I know that some might question whether homeless people should have companion animals at all. It’s a valid concern, but there’s the fact that many of the people had their companion animals before they became homeless, especially in these hard economic times. Can you imagine if a person were forced to lose his or her companion animal, too? Sometimes, Fido is the only thing a person has left. Also, with millions of sheltered animals euthanized each year in the United States, the last place we want these animals to go en masse is the local shelter, provided they’re getting the basic necessary care. In addition, the situations of homeless women raise at least a couple of other issues: first, a dog may be a homeless woman’s only way of staying safe, either on the streets or in shelters where assaults or theft are not uncommon; second, in cases of women who flee their homes because of domestic abuse, they often take their companion animals with them because the animals otherwise would become the target of retaliation by the abusing partner.
While I was traveling around Nepal several years ago, I was struck by the number of stray, sick dogs. I was heartened to learn afterwards of an organization in Katmandu, Street Dog Care, comprised of two veterinarians and volunteers that were going out each week to offer these dogs medical care. Now, here’s a a similar coordinated effort by veterinarians in the U.S. and, in Portland, the organization is helping animals and people. WIN-WIN!

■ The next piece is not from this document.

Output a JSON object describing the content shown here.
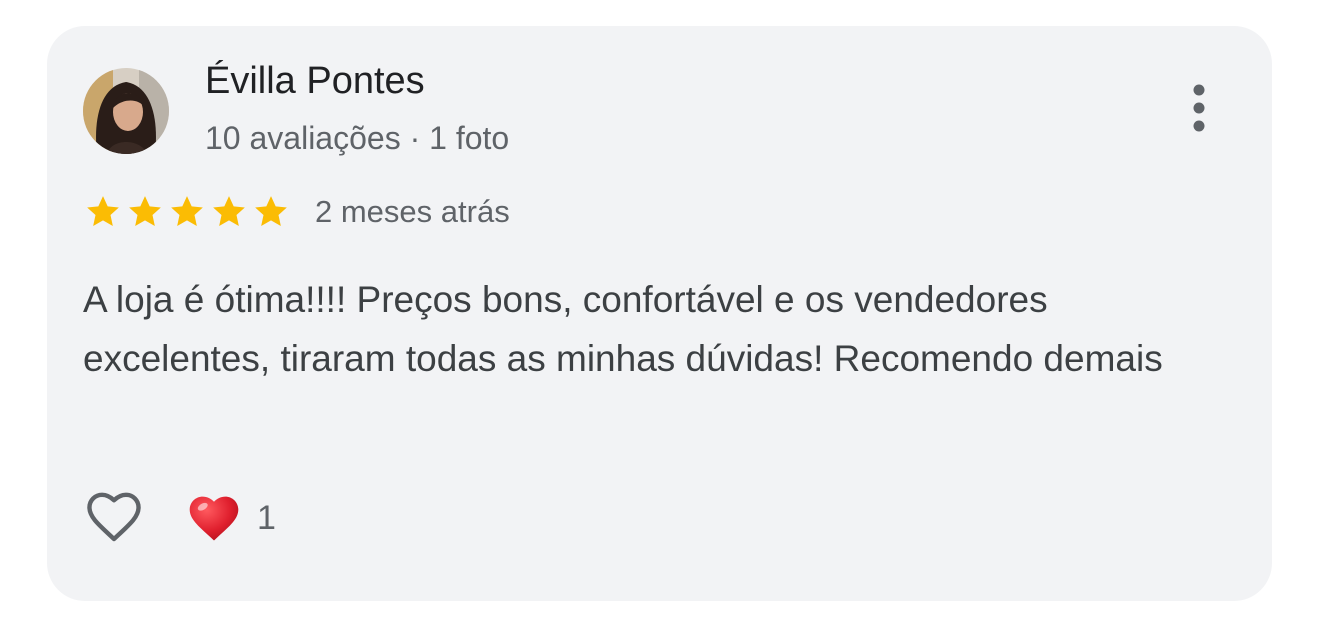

I applaud PAW Team! I’m looking around now to see what other cities, if any, have similar initiatives going on. If there isn’t one in New York City yet, don’t be surprised if you hear about a “new project” of my own once I’m back home again about a year from now.